Last month, a member of the We Are Railfans team made a 4,000+ mile trip across the Atlantic and over to the USA! After much consideration and some helpful tips from American railfans, Chicago was decided as the destination - the railroad capital of America!
A great deal of railfanning was done over a 3 week period, making use of the busy network in the greater Chicagoland region and across the borders into some neighboring states. Below is a selection of photos demonstrating the variety of trains and locomotives we saw during our time there.
All photos by Joe Rogers.
The first introduction to rail transit for most flying into Chicago are the 'L' trains. The Blue Line running to O'Hare International Airport has origins back in 1895 but has been running under the current operation since 1993. Pictured is a Green Line train to Cottage Grove arriving at Clark / Lake within 'The Loop'. This is the second-busiest station on the system.
Chicago's railroading history can be appreciated at the Museum of Science & Industry, located in Chicago's South Side. CB&Q 9900, pictured, made a record-breaking run to the city from Denver, CO in May 1934. You can read more about this incredible feat in Gary Dolzall's We Are Railfans article.
Chicago's South Side is served by Metra Electric, a line noted for its absence of Metra's diesel locomotives. At 59th St/University of Chicago Station, train number 312 to Millennium Station arrives in the form of a Highliner II EMU, built by Nippon Sharyo.
At Blue Island, one of a number of termini for Metra Electric, passengers can alight and switch to the Rock Island Line and head to Joliet, IL. Here Metra services are diesel-hauled, as depicted by Metra no. 202, an EMD F40PHM-2.
Metra have a number of locomotives painted in heritage liveries which provide railfans with some great photograph and spotting opportunities. Metra no. 425 'Don Orseno', an MPI MP36PH-3S locomotive, is seen here at Joliet Station in a Rock Island paint scheme.
Also directed south out of Chicago is the South Shore Line, operated by the Northern Indiana Commuter Transportation District (NICTD) which runs across the Illinois-Indiana border to South Bend, IN. The route passes through Michigan City, IN where for a short stretch, the single-level EMUs can be seen street-running. Sadly, that stretch was under maintenance during our visit and will remain so until early 2023.
At Michigan City, South Shore Freight locomotives work away switching cars around the shop there. Here, a pair of GP38-2 locomotives (one unseen) run through a railroad crossing 'top-and-tailed' at Carroll Ave.
Long and impressive freight trains typical of American railroading can be spotted passing by passenger stations on a number of routes in and around Chicago. At 55th-56th-57th St Station, Illinois Central hauls 130 cars towards Downtown Chicago, headed by two EMD SD70s. NS, BNSF and CN consists were also seen (but sadly not photographed) during our time in the area.

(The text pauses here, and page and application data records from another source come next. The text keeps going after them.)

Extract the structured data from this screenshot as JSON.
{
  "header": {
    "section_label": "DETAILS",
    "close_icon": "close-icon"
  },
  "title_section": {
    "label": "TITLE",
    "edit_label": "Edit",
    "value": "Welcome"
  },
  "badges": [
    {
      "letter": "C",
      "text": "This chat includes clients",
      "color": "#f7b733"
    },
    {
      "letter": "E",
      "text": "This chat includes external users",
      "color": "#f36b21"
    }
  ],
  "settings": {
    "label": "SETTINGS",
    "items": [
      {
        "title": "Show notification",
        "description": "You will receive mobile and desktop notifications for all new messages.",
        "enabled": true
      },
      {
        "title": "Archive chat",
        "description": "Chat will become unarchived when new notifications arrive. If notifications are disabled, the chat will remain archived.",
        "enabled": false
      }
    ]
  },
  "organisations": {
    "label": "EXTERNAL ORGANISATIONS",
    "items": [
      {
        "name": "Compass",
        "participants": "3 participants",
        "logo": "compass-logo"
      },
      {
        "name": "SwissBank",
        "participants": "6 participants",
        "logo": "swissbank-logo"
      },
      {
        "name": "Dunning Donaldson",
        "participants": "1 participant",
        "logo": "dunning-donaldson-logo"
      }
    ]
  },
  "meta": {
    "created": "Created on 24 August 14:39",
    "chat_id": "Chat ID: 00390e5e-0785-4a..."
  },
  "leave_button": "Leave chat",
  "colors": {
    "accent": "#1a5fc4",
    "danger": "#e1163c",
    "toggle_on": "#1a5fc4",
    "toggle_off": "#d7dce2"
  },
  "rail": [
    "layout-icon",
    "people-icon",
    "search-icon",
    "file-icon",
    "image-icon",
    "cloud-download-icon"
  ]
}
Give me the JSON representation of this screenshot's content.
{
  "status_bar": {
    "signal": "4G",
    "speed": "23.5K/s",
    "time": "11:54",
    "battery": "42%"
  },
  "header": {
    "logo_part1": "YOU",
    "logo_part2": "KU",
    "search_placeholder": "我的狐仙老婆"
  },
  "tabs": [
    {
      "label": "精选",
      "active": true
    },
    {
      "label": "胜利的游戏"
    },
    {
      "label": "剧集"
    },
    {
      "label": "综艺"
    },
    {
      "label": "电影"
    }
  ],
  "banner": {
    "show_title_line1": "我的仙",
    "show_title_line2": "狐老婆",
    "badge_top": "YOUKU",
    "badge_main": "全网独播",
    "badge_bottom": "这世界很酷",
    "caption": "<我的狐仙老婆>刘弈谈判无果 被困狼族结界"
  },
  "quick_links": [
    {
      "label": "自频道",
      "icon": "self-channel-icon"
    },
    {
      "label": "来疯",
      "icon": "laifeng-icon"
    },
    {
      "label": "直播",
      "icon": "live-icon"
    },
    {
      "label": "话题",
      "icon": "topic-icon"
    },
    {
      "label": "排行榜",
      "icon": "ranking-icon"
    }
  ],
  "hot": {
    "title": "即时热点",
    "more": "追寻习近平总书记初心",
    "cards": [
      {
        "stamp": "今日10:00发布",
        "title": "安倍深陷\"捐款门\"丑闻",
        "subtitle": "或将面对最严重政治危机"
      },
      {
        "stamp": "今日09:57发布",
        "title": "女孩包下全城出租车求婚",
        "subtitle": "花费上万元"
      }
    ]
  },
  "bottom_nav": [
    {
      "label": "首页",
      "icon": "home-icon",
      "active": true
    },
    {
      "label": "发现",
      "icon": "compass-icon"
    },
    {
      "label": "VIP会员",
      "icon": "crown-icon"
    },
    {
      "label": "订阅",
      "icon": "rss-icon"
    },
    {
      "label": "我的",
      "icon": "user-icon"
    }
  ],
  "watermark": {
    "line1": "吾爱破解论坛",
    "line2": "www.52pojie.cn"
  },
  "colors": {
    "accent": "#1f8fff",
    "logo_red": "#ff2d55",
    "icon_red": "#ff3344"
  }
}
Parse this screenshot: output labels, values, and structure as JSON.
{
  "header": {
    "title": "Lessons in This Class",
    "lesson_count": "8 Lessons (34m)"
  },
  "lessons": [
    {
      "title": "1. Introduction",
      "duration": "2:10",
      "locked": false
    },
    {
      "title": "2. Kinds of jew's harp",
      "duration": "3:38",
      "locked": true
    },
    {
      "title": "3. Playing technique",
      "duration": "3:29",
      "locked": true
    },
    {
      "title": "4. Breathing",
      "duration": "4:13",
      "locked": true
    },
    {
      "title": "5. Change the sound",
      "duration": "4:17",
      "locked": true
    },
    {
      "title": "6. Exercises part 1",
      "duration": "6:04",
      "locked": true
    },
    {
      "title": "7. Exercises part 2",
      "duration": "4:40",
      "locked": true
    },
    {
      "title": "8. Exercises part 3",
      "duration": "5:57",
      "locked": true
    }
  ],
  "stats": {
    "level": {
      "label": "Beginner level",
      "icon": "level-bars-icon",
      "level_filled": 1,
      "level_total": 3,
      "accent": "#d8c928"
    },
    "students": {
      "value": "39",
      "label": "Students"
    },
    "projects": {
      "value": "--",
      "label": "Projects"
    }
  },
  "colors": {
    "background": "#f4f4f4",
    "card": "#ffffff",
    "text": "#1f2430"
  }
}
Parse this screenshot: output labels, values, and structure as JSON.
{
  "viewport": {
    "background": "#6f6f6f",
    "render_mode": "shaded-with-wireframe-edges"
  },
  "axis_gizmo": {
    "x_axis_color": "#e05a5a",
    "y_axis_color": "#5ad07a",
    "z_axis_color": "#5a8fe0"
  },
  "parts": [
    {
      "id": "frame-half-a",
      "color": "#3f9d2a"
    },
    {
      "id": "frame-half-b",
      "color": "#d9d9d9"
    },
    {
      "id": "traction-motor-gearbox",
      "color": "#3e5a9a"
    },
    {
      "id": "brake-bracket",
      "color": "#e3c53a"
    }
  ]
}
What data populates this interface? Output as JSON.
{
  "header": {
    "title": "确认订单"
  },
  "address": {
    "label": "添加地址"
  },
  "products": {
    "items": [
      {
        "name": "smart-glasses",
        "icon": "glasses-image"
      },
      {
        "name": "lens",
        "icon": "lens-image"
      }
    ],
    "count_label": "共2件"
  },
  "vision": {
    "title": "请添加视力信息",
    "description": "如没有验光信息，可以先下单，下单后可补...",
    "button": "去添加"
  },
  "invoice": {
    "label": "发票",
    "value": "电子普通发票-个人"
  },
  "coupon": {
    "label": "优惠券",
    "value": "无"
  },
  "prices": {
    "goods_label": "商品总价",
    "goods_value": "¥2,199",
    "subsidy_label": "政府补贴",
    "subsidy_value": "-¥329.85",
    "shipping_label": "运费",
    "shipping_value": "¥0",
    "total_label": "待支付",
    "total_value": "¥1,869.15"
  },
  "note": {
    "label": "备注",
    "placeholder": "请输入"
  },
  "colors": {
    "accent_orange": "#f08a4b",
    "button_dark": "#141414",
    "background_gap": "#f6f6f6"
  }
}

Downtown Chicago itself provides ample opportunities to see railroad operations in action. At Chicago's Ogilvie Transportation Center a Union Pacific GP15-1 switcher sits ready for action (right) and a Metra F40PH (left) prepares to depart for Elburn, IL.
South of Chicago's Union Station, where Metra and Amtrak services move people around Illinois and beyond across the USA, a large and sprawling yard extends underneath Roosevelt Road and the Roosevelt Road Bridge. Above, four Amtrak locomotives prepare for their next duties consisting of three SC-44 'Chargers' and a GE Genesis locomotive.
Further into the yard, another GE Genesis runs light engine away from Union Station whilst a GP39-2, BNSF no. 2759, endlessly switches cars for Metra. This location is popular with railfans, due to the regular activity that goes on by both Metra and Amtrak.
You can read more about the F40PH in Gary Dolzall's previous article 'To The Rescue'
Author Gary Dolzall rejoices in the extraordinary and unforgettable Atchison, Topeka & Santa Fe.
Allen Jackson explains Britain's freight operations, illustrated with recent photos from Basford Hall Depot.